The "count the wet diapers" advice worked great in the era of cloth diapers, but it can hard to tell if an ultra-absorbent disposable diaper is moist -- especially because a newborn may pee as little as one tablespoon at a time. Still, it's important to keep track, because if your baby has fewer than six wet diapers in a 24-hour period, it could mean she's not getting enough breast milk or formula, putting her at risk for dehydration and inadequate weight gain.
One way to know if your baby has urinated is to place a square of toilet tissue in each fresh diaper and then check to see if it's wet. You can also do the pinch test: If the diaper feels the slightest bit mushy, it's holding liquid. You can also try using a lower-priced disposable until you're sure your baby's gaining weight -- the cheap ones are less absorbent, so it's more obvious when the diaper is wet.

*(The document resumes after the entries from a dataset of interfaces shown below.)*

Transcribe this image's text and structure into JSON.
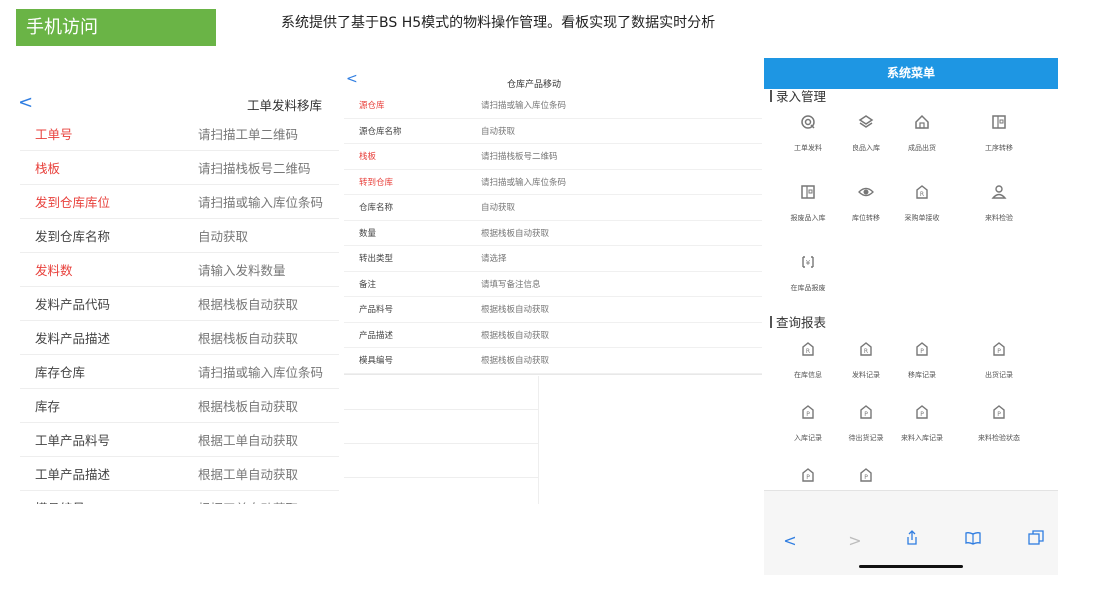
{
  "header": {
    "tag_label": "手机访问",
    "caption": "系统提供了基于BS H5模式的物料操作管理。看板实现了数据实时分析"
  },
  "panel1": {
    "back_glyph": "<",
    "title": "工单发料移库",
    "rows": [
      {
        "label": "工单号",
        "value": "请扫描工单二维码",
        "required": true
      },
      {
        "label": "栈板",
        "value": "请扫描栈板号二维码",
        "required": true
      },
      {
        "label": "发到仓库库位",
        "value": "请扫描或输入库位条码",
        "required": true
      },
      {
        "label": "发到仓库名称",
        "value": "自动获取",
        "required": false
      },
      {
        "label": "发料数",
        "value": "请输入发料数量",
        "required": true
      },
      {
        "label": "发料产品代码",
        "value": "根据栈板自动获取",
        "required": false
      },
      {
        "label": "发料产品描述",
        "value": "根据栈板自动获取",
        "required": false
      },
      {
        "label": "库存仓库",
        "value": "请扫描或输入库位条码",
        "required": false
      },
      {
        "label": "库存",
        "value": "根据栈板自动获取",
        "required": false
      },
      {
        "label": "工单产品料号",
        "value": "根据工单自动获取",
        "required": false
      },
      {
        "label": "工单产品描述",
        "value": "根据工单自动获取",
        "required": false
      },
      {
        "label": "模具编号",
        "value": "根据工单自动获取",
        "required": false
      }
    ]
  },
  "panel2": {
    "back_glyph": "<",
    "title": "仓库产品移动",
    "rows": [
      {
        "label": "源仓库",
        "value": "请扫描或输入库位条码",
        "required": true
      },
      {
        "label": "源仓库名称",
        "value": "自动获取",
        "required": false
      },
      {
        "label": "栈板",
        "value": "请扫描栈板号二维码",
        "required": true
      },
      {
        "label": "转到仓库",
        "value": "请扫描或输入库位条码",
        "required": true
      },
      {
        "label": "仓库名称",
        "value": "自动获取",
        "required": false
      },
      {
        "label": "数量",
        "value": "根据栈板自动获取",
        "required": false
      },
      {
        "label": "转出类型",
        "value": "请选择",
        "required": false
      },
      {
        "label": "备注",
        "value": "请填写备注信息",
        "required": false
      },
      {
        "label": "产品料号",
        "value": "根据栈板自动获取",
        "required": false
      },
      {
        "label": "产品描述",
        "value": "根据栈板自动获取",
        "required": false
      },
      {
        "label": "模具编号",
        "value": "根据栈板自动获取",
        "required": false
      }
    ]
  },
  "phone": {
    "title": "系统菜单",
    "section_entry": "录入管理",
    "section_report": "查询报表",
    "entry_items": [
      {
        "label": "工单发料",
        "icon": "target-icon"
      },
      {
        "label": "良品入库",
        "icon": "layers-icon"
      },
      {
        "label": "成品出货",
        "icon": "home-icon"
      },
      {
        "label": "工序转移",
        "icon": "building-icon"
      },
      {
        "label": "报废品入库",
        "icon": "building-icon"
      },
      {
        "label": "库位转移",
        "icon": "eye-icon"
      },
      {
        "label": "采购单接收",
        "icon": "receipt-icon"
      },
      {
        "label": "来料检验",
        "icon": "user-icon"
      },
      {
        "label": "在库品报废",
        "icon": "scan-icon"
      }
    ],
    "report_items": [
      {
        "label": "在库信息",
        "icon": "r-bag-icon"
      },
      {
        "label": "发料记录",
        "icon": "r-bag-icon"
      },
      {
        "label": "移库记录",
        "icon": "p-bag-icon"
      },
      {
        "label": "出货记录",
        "icon": "p-bag-icon"
      },
      {
        "label": "入库记录",
        "icon": "p-bag-icon"
      },
      {
        "label": "待出货记录",
        "icon": "p-bag-icon"
      },
      {
        "label": "来料入库记录",
        "icon": "p-bag-icon"
      },
      {
        "label": "来料检验状态",
        "icon": "p-bag-icon"
      },
      {
        "label": "",
        "icon": "p-bag-icon"
      },
      {
        "label": "",
        "icon": "p-bag-icon"
      }
    ],
    "toolbar": [
      {
        "icon": "back-arrow-icon",
        "glyph": "<"
      },
      {
        "icon": "forward-arrow-icon",
        "glyph": ">"
      },
      {
        "icon": "share-icon",
        "glyph": ""
      },
      {
        "icon": "bookmarks-icon",
        "glyph": ""
      },
      {
        "icon": "tabs-icon",
        "glyph": ""
      }
    ],
    "colors": {
      "header": "#1e96e3",
      "icon": "#777777",
      "toolbar_accent": "#2f7de1"
    }
  }
}
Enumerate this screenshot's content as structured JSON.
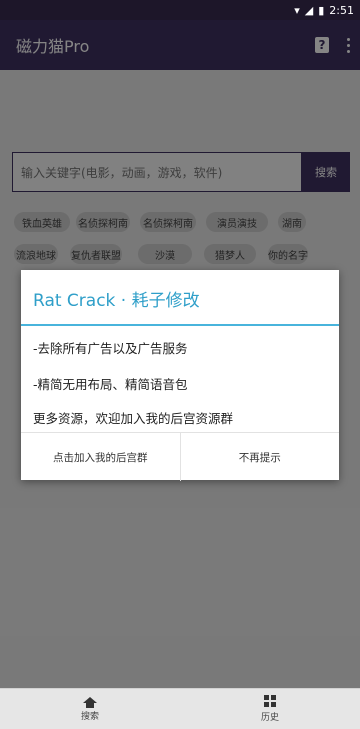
{
  "status_bar": {
    "time": "2:51"
  },
  "app_bar": {
    "title": "磁力猫Pro"
  },
  "search": {
    "placeholder": "输入关键字(电影，动画，游戏，软件)",
    "button": "搜索"
  },
  "chips": [
    "铁血英雄",
    "名侦探柯南",
    "名侦探柯南",
    "演员演技",
    "湖南",
    "流浪地球",
    "复仇者联盟",
    "沙漠",
    "猎梦人",
    "你的名字"
  ],
  "dialog": {
    "title": "Rat Crack · 耗子修改",
    "lines": [
      "-去除所有广告以及广告服务",
      "-精简无用布局、精简语音包",
      "更多资源，欢迎加入我的后宫资源群"
    ],
    "join_button": "点击加入我的后宫群",
    "dismiss_button": "不再提示"
  },
  "bottom_nav": [
    {
      "label": "搜索"
    },
    {
      "label": "历史"
    }
  ],
  "colors": {
    "primary": "#3f3060",
    "accent": "#2f9fc9",
    "divider": "#48b4dc"
  }
}
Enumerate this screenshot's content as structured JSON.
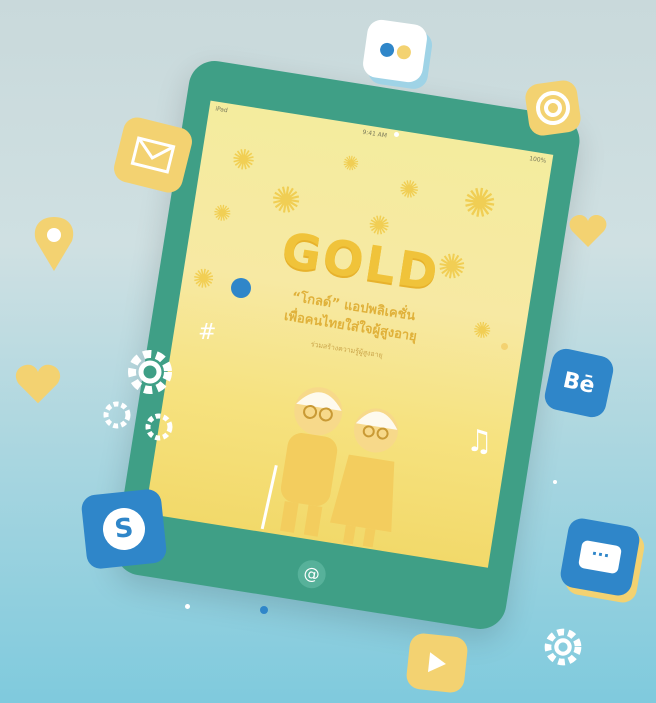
{
  "app": {
    "title": "GOLD",
    "subtitle_line1": "“โกลด์” แอปพลิเคชั่น",
    "subtitle_line2": "เพื่อคนไทยใส่ใจผู้สูงอายุ",
    "byline": "ร่วมสร้างความรู้ผู้สูงอายุ",
    "status_left": "iPad",
    "status_center": "9:41 AM",
    "status_right": "100%"
  },
  "icons": {
    "flickr": "flickr-icon",
    "target": "target-icon",
    "mail": "mail-icon",
    "pin": "location-pin-icon",
    "heart_right": "heart-icon",
    "heart_left": "heart-icon",
    "behance": "behance-icon",
    "skype": "skype-icon",
    "chat": "chat-icon",
    "play": "play-icon",
    "at": "at-icon",
    "music": "music-note-icon",
    "hashtag": "hashtag-icon",
    "gears": "gear-icon"
  },
  "labels": {
    "behance": "Bē",
    "skype": "S",
    "home": "@",
    "hashtag": "#",
    "chat": "···"
  },
  "colors": {
    "tablet": "#3f9f86",
    "screen": "#f5e79a",
    "gold": "#f0c33a",
    "blue_icon": "#2f86c9",
    "yellow_icon": "#f3d271"
  }
}
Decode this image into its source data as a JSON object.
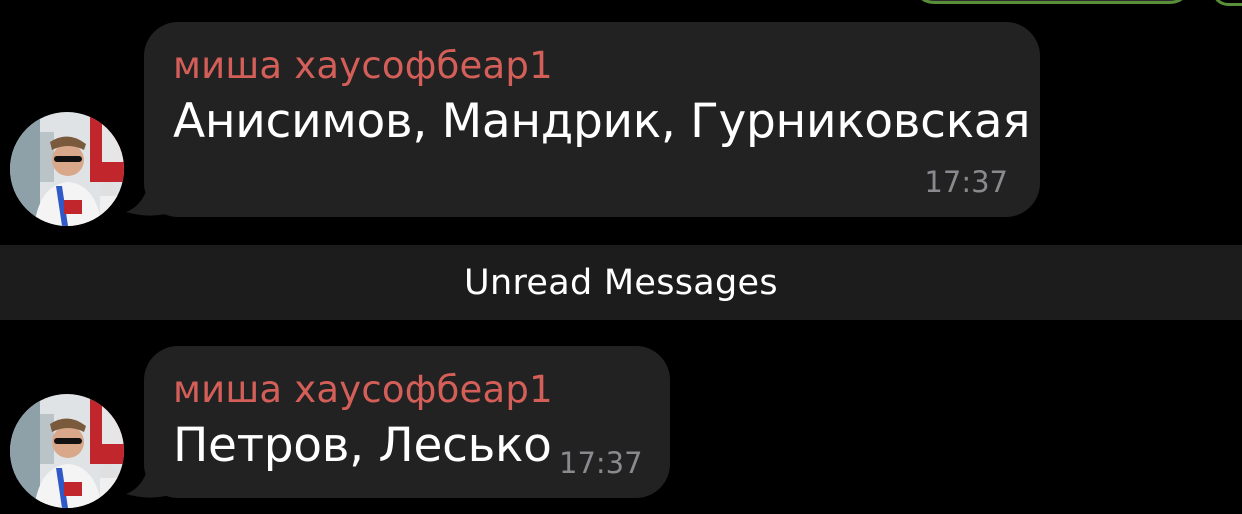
{
  "messages": [
    {
      "sender": "миша хаусофбеар1",
      "text": "Анисимов, Мандрик, Гурниковская",
      "time": "17:37"
    },
    {
      "sender": "миша хаусофбеар1",
      "text": "Петров, Лесько",
      "time": "17:37"
    }
  ],
  "divider": {
    "label": "Unread Messages"
  },
  "colors": {
    "background": "#000000",
    "bubble": "#222223",
    "sender_name": "#d45e58",
    "time": "#8a8a8e",
    "divider_bg": "#1c1c1d",
    "outgoing_border": "#5a8f3a"
  },
  "icons": {
    "avatar": "user-photo-avatar"
  }
}
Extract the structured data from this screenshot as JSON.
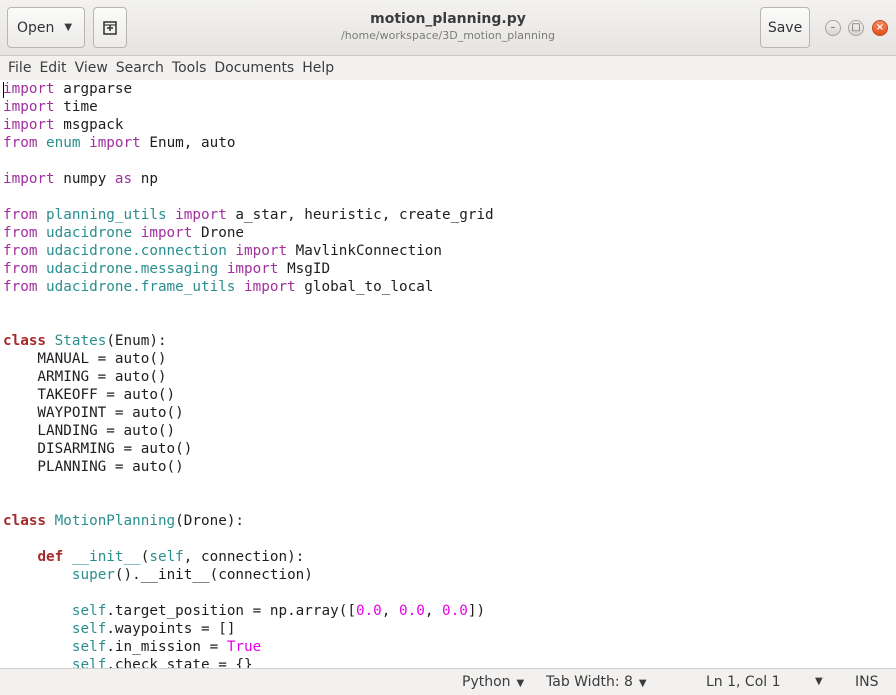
{
  "header": {
    "open_label": "Open",
    "save_label": "Save",
    "title": "motion_planning.py",
    "subtitle": "/home/workspace/3D_motion_planning"
  },
  "menu": [
    "File",
    "Edit",
    "View",
    "Search",
    "Tools",
    "Documents",
    "Help"
  ],
  "status": {
    "language": "Python",
    "tab_width": "Tab Width: 8",
    "position": "Ln 1, Col 1",
    "mode": "INS"
  },
  "code_lines": [
    [
      [
        "kw",
        "import"
      ],
      [
        "t",
        " argparse"
      ]
    ],
    [
      [
        "kw",
        "import"
      ],
      [
        "t",
        " time"
      ]
    ],
    [
      [
        "kw",
        "import"
      ],
      [
        "t",
        " msgpack"
      ]
    ],
    [
      [
        "kw",
        "from"
      ],
      [
        "t",
        " "
      ],
      [
        "mod",
        "enum"
      ],
      [
        "t",
        " "
      ],
      [
        "kw",
        "import"
      ],
      [
        "t",
        " Enum, auto"
      ]
    ],
    [],
    [
      [
        "kw",
        "import"
      ],
      [
        "t",
        " numpy "
      ],
      [
        "kw",
        "as"
      ],
      [
        "t",
        " np"
      ]
    ],
    [],
    [
      [
        "kw",
        "from"
      ],
      [
        "t",
        " "
      ],
      [
        "mod",
        "planning_utils"
      ],
      [
        "t",
        " "
      ],
      [
        "kw",
        "import"
      ],
      [
        "t",
        " a_star, heuristic, create_grid"
      ]
    ],
    [
      [
        "kw",
        "from"
      ],
      [
        "t",
        " "
      ],
      [
        "mod",
        "udacidrone"
      ],
      [
        "t",
        " "
      ],
      [
        "kw",
        "import"
      ],
      [
        "t",
        " Drone"
      ]
    ],
    [
      [
        "kw",
        "from"
      ],
      [
        "t",
        " "
      ],
      [
        "mod",
        "udacidrone.connection"
      ],
      [
        "t",
        " "
      ],
      [
        "kw",
        "import"
      ],
      [
        "t",
        " MavlinkConnection"
      ]
    ],
    [
      [
        "kw",
        "from"
      ],
      [
        "t",
        " "
      ],
      [
        "mod",
        "udacidrone.messaging"
      ],
      [
        "t",
        " "
      ],
      [
        "kw",
        "import"
      ],
      [
        "t",
        " MsgID"
      ]
    ],
    [
      [
        "kw",
        "from"
      ],
      [
        "t",
        " "
      ],
      [
        "mod",
        "udacidrone.frame_utils"
      ],
      [
        "t",
        " "
      ],
      [
        "kw",
        "import"
      ],
      [
        "t",
        " global_to_local"
      ]
    ],
    [],
    [],
    [
      [
        "kw2",
        "class"
      ],
      [
        "t",
        " "
      ],
      [
        "mod",
        "States"
      ],
      [
        "t",
        "(Enum):"
      ]
    ],
    [
      [
        "t",
        "    MANUAL = auto()"
      ]
    ],
    [
      [
        "t",
        "    ARMING = auto()"
      ]
    ],
    [
      [
        "t",
        "    TAKEOFF = auto()"
      ]
    ],
    [
      [
        "t",
        "    WAYPOINT = auto()"
      ]
    ],
    [
      [
        "t",
        "    LANDING = auto()"
      ]
    ],
    [
      [
        "t",
        "    DISARMING = auto()"
      ]
    ],
    [
      [
        "t",
        "    PLANNING = auto()"
      ]
    ],
    [],
    [],
    [
      [
        "kw2",
        "class"
      ],
      [
        "t",
        " "
      ],
      [
        "mod",
        "MotionPlanning"
      ],
      [
        "t",
        "(Drone):"
      ]
    ],
    [],
    [
      [
        "t",
        "    "
      ],
      [
        "kw2",
        "def"
      ],
      [
        "t",
        " "
      ],
      [
        "mod",
        "__init__"
      ],
      [
        "t",
        "("
      ],
      [
        "mod",
        "self"
      ],
      [
        "t",
        ", connection):"
      ]
    ],
    [
      [
        "t",
        "        "
      ],
      [
        "mod",
        "super"
      ],
      [
        "t",
        "().__init__(connection)"
      ]
    ],
    [],
    [
      [
        "t",
        "        "
      ],
      [
        "mod",
        "self"
      ],
      [
        "t",
        ".target_position = np.array(["
      ],
      [
        "num",
        "0.0"
      ],
      [
        "t",
        ", "
      ],
      [
        "num",
        "0.0"
      ],
      [
        "t",
        ", "
      ],
      [
        "num",
        "0.0"
      ],
      [
        "t",
        "])"
      ]
    ],
    [
      [
        "t",
        "        "
      ],
      [
        "mod",
        "self"
      ],
      [
        "t",
        ".waypoints = []"
      ]
    ],
    [
      [
        "t",
        "        "
      ],
      [
        "mod",
        "self"
      ],
      [
        "t",
        ".in_mission = "
      ],
      [
        "num",
        "True"
      ]
    ],
    [
      [
        "t",
        "        "
      ],
      [
        "mod",
        "self"
      ],
      [
        "t",
        ".check_state = {}"
      ]
    ]
  ]
}
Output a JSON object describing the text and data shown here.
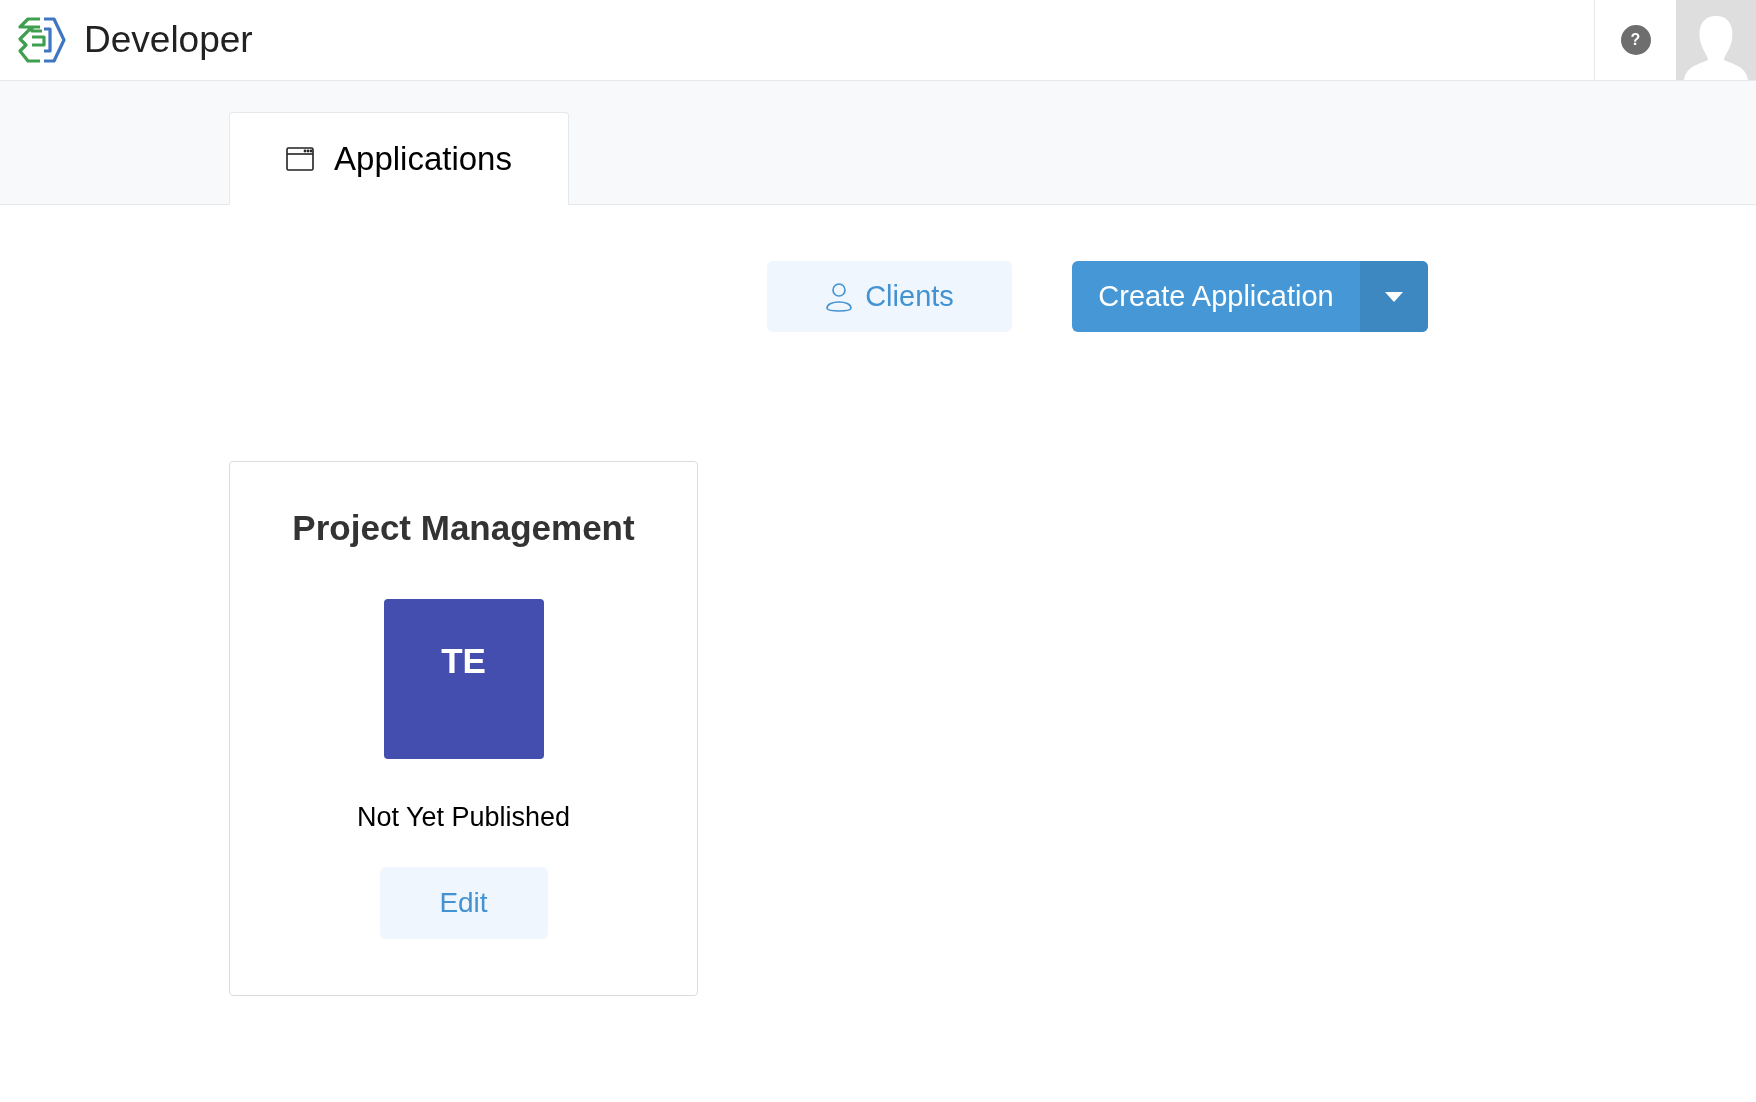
{
  "header": {
    "title": "Developer",
    "help": "?"
  },
  "tabs": [
    {
      "label": "Applications",
      "selected": true
    }
  ],
  "actions": {
    "clients": "Clients",
    "create": "Create Application"
  },
  "apps": [
    {
      "name": "Project Management",
      "initials": "TE",
      "color": "#444eae",
      "status": "Not Yet Published",
      "edit": "Edit"
    }
  ]
}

Of course, you can also use cloth diapers for a few weeks (you'll have no trouble knowing whether or not one of those is wet).
However, you shouldn't rely merely on wet diapers to gauge your baby's health. Look at her: If she seems listless; has a weak cry; has a sunken soft spot or dry lips; or her skin doesn't spring back when you pinch it, she may be dehydrated and require emergency medical attention. Finally, pay attention to your gut feelings: If you're worried for any reason that your newborn is underfed, take her to the pediatrician immediately --Katy Koontz
Originally published in Parents magazine, August 1999. Updated 2009.